PROBLEM REQUIREMENTS — Copy out the entire listing below exactly, but without its pictures.

INPUT RECORDS —
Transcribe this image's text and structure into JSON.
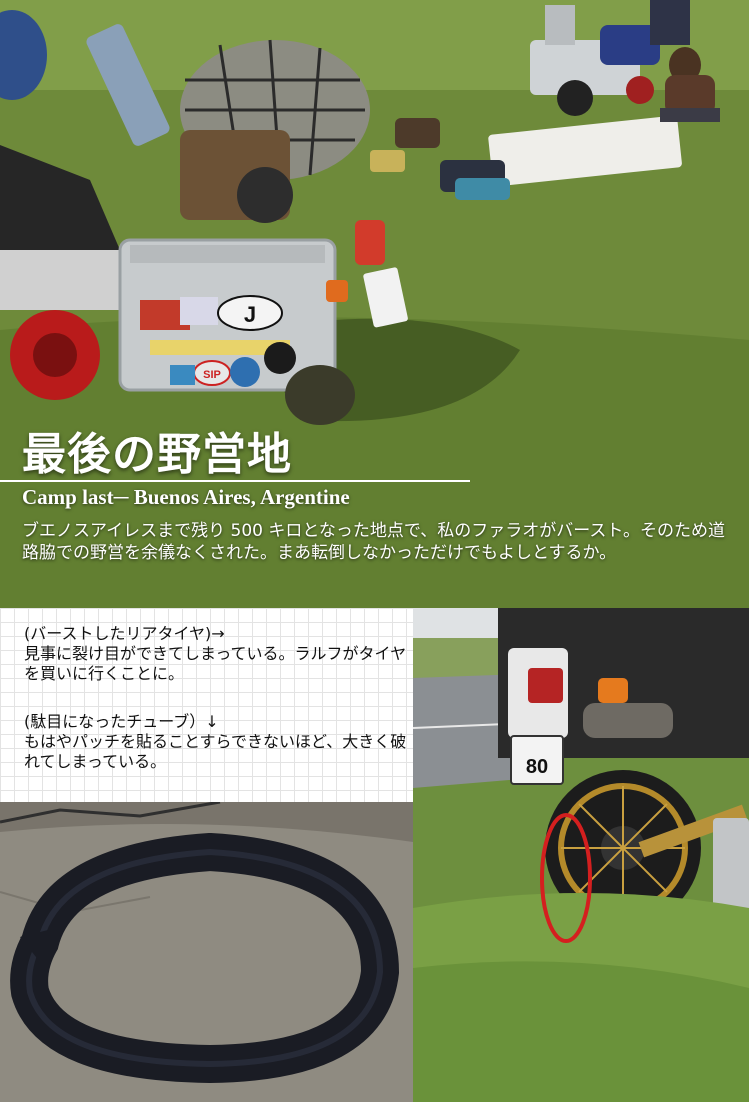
{
  "article": {
    "title": "最後の野営地",
    "subtitle": "Camp last─ Buenos Aires, Argentine",
    "lead": "ブエノスアイレスまで残り 500 キロとなった地点で、私のファラオがバースト。そのため道路脇での野営を余儀なくされた。まあ転倒しなかっただけでもよしとするか。"
  },
  "captions": {
    "rear_tire_label": "(バーストしたリアタイヤ)→",
    "rear_tire_text": "見事に裂け目ができてしまっている。ラルフがタイヤを買いに行くことに。",
    "tube_text": "(駄目になったチューブ）↓\nもはやパッチを貼ることすらできないほど、大きく破れてしまっている。"
  },
  "photo_text": {
    "country_sticker": "J",
    "sticker_sip": "SIP",
    "plate": "80"
  },
  "colors": {
    "grass": "#6f8c3a",
    "highlight_circle": "#d41f1f",
    "title_text": "#ffffff"
  }
}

RESPONSE —
Transcribe this image's text and structure into JSON.
{
  "article": {
    "title": "最後の野営地",
    "subtitle": "Camp last─ Buenos Aires, Argentine",
    "lead": "ブエノスアイレスまで残り 500 キロとなった地点で、私のファラオがバースト。そのため道路脇での野営を余儀なくされた。まあ転倒しなかっただけでもよしとするか。"
  },
  "captions": {
    "rear_tire_label": "(バーストしたリアタイヤ)→",
    "rear_tire_text": "見事に裂け目ができてしまっている。ラルフがタイヤを買いに行くことに。",
    "tube_text": "(駄目になったチューブ）↓\nもはやパッチを貼ることすらできないほど、大きく破れてしまっている。"
  },
  "photo_text": {
    "country_sticker": "J",
    "sticker_sip": "SIP",
    "plate": "80"
  },
  "colors": {
    "grass": "#6f8c3a",
    "highlight_circle": "#d41f1f",
    "title_text": "#ffffff"
  }
}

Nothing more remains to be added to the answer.